[PROMPT]:
Copy out all the lines of the data that hold the word "caption".

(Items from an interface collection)

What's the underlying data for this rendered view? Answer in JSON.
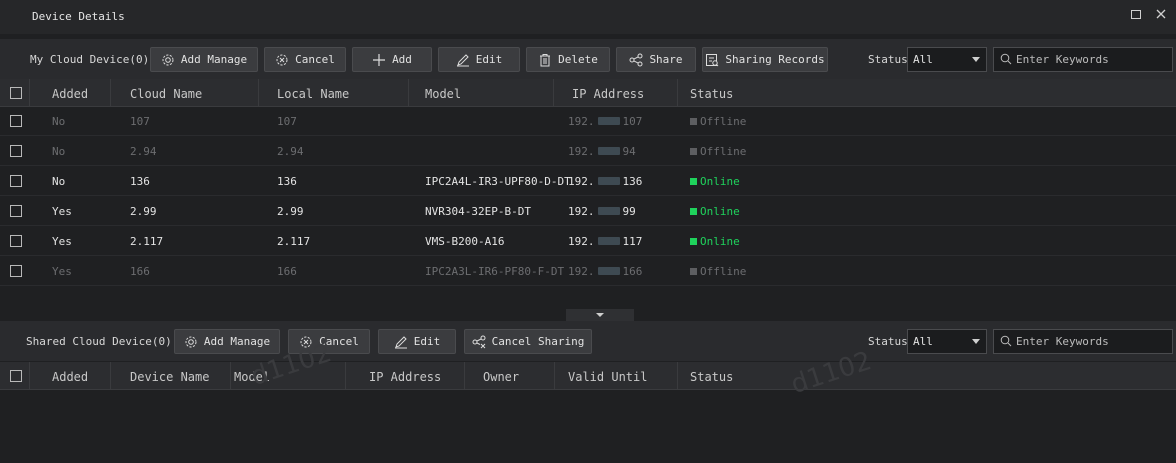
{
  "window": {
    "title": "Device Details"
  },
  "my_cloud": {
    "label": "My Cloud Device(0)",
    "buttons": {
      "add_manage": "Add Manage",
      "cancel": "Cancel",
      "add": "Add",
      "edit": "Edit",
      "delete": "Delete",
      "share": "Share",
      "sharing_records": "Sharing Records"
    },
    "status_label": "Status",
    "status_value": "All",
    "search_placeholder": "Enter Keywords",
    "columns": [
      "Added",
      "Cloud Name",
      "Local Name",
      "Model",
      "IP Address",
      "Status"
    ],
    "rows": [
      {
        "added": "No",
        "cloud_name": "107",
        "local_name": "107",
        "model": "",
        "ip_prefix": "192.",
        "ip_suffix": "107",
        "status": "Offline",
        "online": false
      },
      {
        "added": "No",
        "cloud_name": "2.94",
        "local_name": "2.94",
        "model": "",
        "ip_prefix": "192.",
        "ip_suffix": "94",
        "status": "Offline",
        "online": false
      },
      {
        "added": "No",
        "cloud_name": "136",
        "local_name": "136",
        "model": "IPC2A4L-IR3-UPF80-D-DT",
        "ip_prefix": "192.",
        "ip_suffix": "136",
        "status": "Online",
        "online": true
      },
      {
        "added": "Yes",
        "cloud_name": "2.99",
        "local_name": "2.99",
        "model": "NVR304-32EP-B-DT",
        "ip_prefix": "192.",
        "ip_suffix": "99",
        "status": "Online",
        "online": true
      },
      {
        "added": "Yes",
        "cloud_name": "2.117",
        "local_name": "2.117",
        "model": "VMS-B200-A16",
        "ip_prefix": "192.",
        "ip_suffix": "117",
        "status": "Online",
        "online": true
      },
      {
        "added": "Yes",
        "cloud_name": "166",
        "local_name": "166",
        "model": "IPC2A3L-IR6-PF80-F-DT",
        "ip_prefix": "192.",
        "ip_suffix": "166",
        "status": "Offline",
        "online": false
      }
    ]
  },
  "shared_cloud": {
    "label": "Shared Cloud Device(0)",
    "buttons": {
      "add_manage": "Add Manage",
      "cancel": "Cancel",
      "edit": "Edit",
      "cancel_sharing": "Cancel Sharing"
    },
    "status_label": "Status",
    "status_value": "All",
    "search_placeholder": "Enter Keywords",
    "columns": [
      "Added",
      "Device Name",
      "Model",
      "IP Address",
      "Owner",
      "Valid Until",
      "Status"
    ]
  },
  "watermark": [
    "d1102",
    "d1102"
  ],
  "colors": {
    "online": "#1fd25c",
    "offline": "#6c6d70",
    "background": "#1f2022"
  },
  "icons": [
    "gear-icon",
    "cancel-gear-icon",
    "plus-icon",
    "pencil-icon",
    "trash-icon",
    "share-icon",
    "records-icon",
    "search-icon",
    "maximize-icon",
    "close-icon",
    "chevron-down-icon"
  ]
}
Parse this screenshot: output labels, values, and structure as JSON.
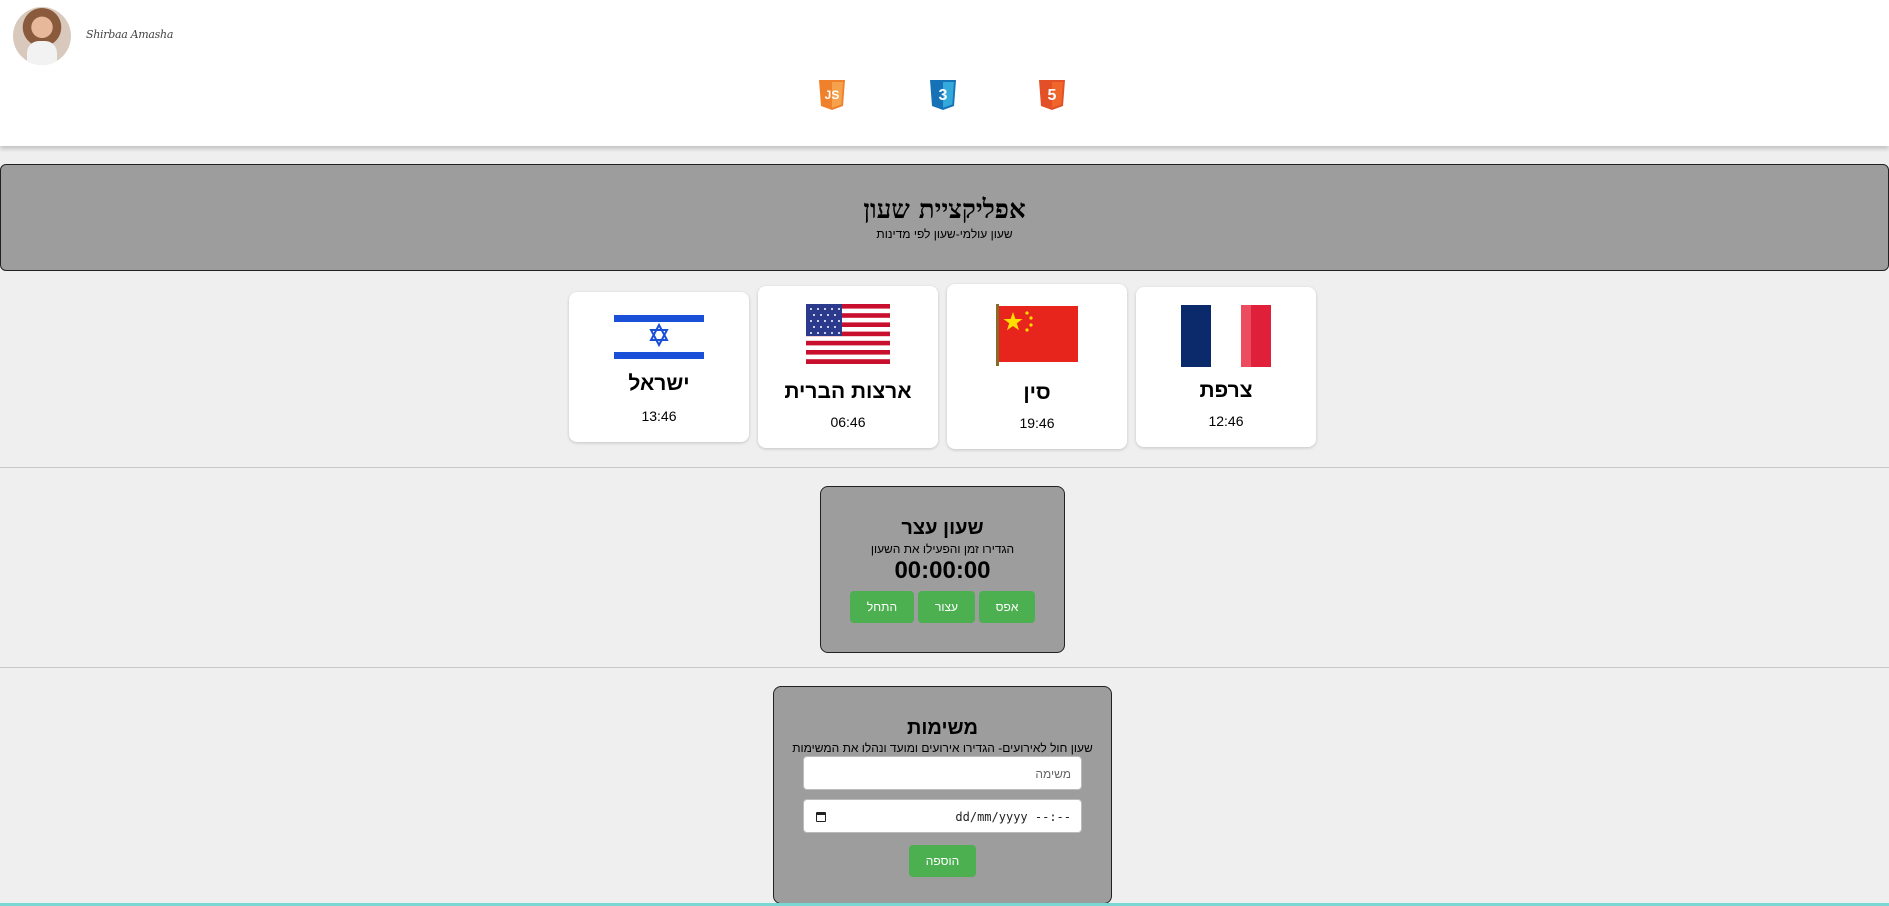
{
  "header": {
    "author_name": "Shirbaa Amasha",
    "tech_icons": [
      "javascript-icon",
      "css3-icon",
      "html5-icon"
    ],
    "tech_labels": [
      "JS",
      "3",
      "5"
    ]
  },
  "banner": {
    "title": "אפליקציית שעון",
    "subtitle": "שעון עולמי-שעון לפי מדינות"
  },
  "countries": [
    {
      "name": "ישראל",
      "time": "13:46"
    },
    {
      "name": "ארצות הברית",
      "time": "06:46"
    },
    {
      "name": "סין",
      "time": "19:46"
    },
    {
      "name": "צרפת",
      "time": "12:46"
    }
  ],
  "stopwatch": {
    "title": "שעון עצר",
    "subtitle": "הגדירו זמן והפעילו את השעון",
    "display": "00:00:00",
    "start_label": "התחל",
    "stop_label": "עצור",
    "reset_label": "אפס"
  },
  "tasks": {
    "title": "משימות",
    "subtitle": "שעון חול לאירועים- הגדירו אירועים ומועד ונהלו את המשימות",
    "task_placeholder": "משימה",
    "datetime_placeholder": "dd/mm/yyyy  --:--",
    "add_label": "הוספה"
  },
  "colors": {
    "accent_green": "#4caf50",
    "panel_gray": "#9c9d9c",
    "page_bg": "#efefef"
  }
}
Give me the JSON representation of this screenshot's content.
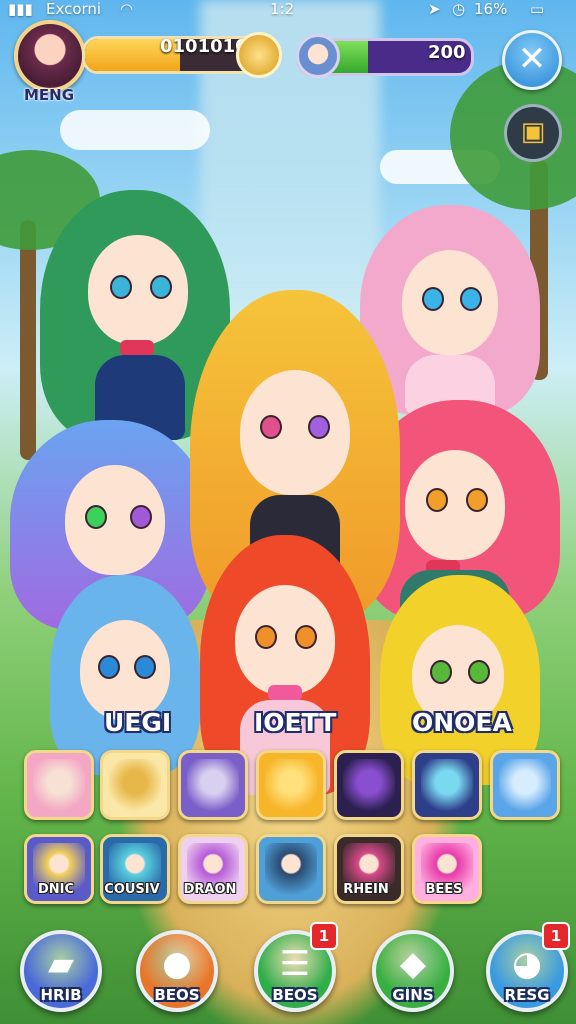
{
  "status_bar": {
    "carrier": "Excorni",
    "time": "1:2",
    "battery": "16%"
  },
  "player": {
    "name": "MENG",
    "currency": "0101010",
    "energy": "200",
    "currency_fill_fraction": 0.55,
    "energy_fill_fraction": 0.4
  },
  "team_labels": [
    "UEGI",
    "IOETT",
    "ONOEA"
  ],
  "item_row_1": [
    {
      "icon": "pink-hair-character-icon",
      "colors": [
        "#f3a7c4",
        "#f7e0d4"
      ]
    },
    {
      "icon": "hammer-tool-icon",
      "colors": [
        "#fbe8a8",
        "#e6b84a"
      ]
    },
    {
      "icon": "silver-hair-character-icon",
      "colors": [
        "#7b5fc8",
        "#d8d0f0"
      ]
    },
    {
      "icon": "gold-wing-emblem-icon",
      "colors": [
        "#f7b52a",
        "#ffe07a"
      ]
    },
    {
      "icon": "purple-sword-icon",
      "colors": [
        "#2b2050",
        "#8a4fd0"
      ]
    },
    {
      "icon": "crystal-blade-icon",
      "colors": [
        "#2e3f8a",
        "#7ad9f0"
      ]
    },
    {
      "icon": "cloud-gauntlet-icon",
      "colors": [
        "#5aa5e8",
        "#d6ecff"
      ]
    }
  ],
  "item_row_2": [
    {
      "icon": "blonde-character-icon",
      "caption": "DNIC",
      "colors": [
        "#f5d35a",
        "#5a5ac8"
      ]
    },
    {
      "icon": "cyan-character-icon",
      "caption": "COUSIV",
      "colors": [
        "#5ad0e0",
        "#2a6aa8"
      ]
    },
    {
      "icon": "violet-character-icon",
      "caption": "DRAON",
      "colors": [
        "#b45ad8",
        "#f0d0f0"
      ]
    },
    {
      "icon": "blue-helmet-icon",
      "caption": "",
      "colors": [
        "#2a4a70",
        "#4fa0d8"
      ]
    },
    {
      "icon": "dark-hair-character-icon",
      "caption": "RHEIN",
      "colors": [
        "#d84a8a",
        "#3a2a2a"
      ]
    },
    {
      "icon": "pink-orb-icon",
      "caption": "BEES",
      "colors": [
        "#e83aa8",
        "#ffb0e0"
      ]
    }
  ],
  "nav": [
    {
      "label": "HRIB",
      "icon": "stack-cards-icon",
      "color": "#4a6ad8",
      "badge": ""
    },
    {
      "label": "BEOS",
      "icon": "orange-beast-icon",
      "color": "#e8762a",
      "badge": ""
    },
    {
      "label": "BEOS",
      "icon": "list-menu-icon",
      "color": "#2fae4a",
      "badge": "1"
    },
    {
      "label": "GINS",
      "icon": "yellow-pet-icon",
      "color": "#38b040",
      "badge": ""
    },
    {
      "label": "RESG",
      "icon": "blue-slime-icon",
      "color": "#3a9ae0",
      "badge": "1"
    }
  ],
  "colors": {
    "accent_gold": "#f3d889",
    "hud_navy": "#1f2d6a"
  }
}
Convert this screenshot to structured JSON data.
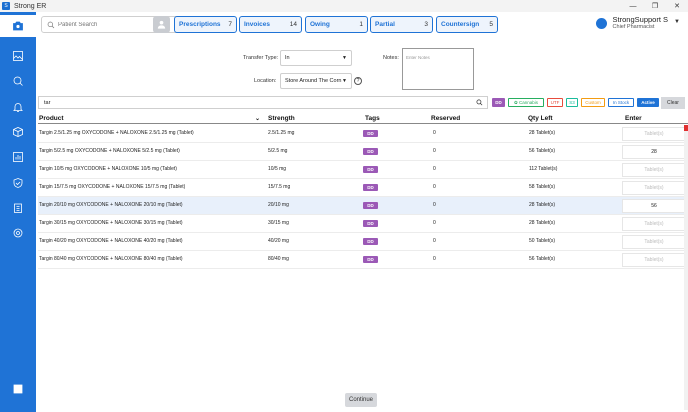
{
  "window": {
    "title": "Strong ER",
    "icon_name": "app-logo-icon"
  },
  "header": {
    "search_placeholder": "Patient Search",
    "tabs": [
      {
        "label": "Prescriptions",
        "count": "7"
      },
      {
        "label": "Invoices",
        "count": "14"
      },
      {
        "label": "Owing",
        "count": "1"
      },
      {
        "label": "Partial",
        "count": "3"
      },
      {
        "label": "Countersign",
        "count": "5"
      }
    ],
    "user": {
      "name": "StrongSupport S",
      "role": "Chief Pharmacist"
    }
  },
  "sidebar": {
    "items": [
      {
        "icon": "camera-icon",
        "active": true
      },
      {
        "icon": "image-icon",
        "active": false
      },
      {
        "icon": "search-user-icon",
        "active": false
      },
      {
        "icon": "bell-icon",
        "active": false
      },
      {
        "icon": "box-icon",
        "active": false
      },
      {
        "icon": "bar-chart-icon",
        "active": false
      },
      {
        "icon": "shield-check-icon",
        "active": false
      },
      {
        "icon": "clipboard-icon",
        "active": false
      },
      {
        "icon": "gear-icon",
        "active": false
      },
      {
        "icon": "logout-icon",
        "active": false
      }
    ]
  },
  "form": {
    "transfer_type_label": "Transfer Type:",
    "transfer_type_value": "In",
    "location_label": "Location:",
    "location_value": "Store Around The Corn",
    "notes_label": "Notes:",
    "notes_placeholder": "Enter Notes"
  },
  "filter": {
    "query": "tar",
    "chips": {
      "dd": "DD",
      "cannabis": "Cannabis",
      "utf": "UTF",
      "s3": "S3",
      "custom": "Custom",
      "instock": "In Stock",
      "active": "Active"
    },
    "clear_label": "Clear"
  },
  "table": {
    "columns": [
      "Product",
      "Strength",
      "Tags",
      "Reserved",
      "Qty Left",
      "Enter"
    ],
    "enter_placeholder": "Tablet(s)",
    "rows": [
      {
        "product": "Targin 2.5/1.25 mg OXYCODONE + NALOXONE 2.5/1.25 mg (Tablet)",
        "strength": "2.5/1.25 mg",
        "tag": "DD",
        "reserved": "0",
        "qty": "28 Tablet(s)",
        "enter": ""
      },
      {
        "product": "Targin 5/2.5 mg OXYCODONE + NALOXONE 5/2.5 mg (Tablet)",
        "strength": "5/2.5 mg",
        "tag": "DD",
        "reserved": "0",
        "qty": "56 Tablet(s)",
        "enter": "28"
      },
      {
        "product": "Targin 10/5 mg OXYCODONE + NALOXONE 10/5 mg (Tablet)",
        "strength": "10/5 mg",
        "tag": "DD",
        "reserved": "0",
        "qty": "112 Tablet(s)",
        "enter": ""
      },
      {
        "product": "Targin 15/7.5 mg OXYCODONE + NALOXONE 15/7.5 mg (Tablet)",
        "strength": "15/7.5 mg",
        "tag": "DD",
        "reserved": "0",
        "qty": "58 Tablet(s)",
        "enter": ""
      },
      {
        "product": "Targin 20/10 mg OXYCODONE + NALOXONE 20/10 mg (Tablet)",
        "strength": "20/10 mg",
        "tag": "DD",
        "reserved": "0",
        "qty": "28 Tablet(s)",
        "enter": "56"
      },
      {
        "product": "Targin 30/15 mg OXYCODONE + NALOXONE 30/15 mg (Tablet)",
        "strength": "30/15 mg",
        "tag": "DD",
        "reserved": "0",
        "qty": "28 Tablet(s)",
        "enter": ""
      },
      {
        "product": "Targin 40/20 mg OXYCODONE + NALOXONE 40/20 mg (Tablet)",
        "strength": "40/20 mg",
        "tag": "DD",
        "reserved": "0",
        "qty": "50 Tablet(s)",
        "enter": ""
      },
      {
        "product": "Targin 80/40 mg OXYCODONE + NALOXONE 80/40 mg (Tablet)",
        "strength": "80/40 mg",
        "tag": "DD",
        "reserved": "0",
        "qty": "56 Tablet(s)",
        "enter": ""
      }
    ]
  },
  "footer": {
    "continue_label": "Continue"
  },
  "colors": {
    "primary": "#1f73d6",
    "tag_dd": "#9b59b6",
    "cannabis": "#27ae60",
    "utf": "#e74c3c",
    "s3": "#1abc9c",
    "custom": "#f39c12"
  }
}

[EXERCISE OUTPUT]:
      "caption": "DNIC",
      "caption": "COUSIV",
      "caption": "DRAON",
      "caption": "",
      "caption": "RHEIN",
      "caption": "BEES",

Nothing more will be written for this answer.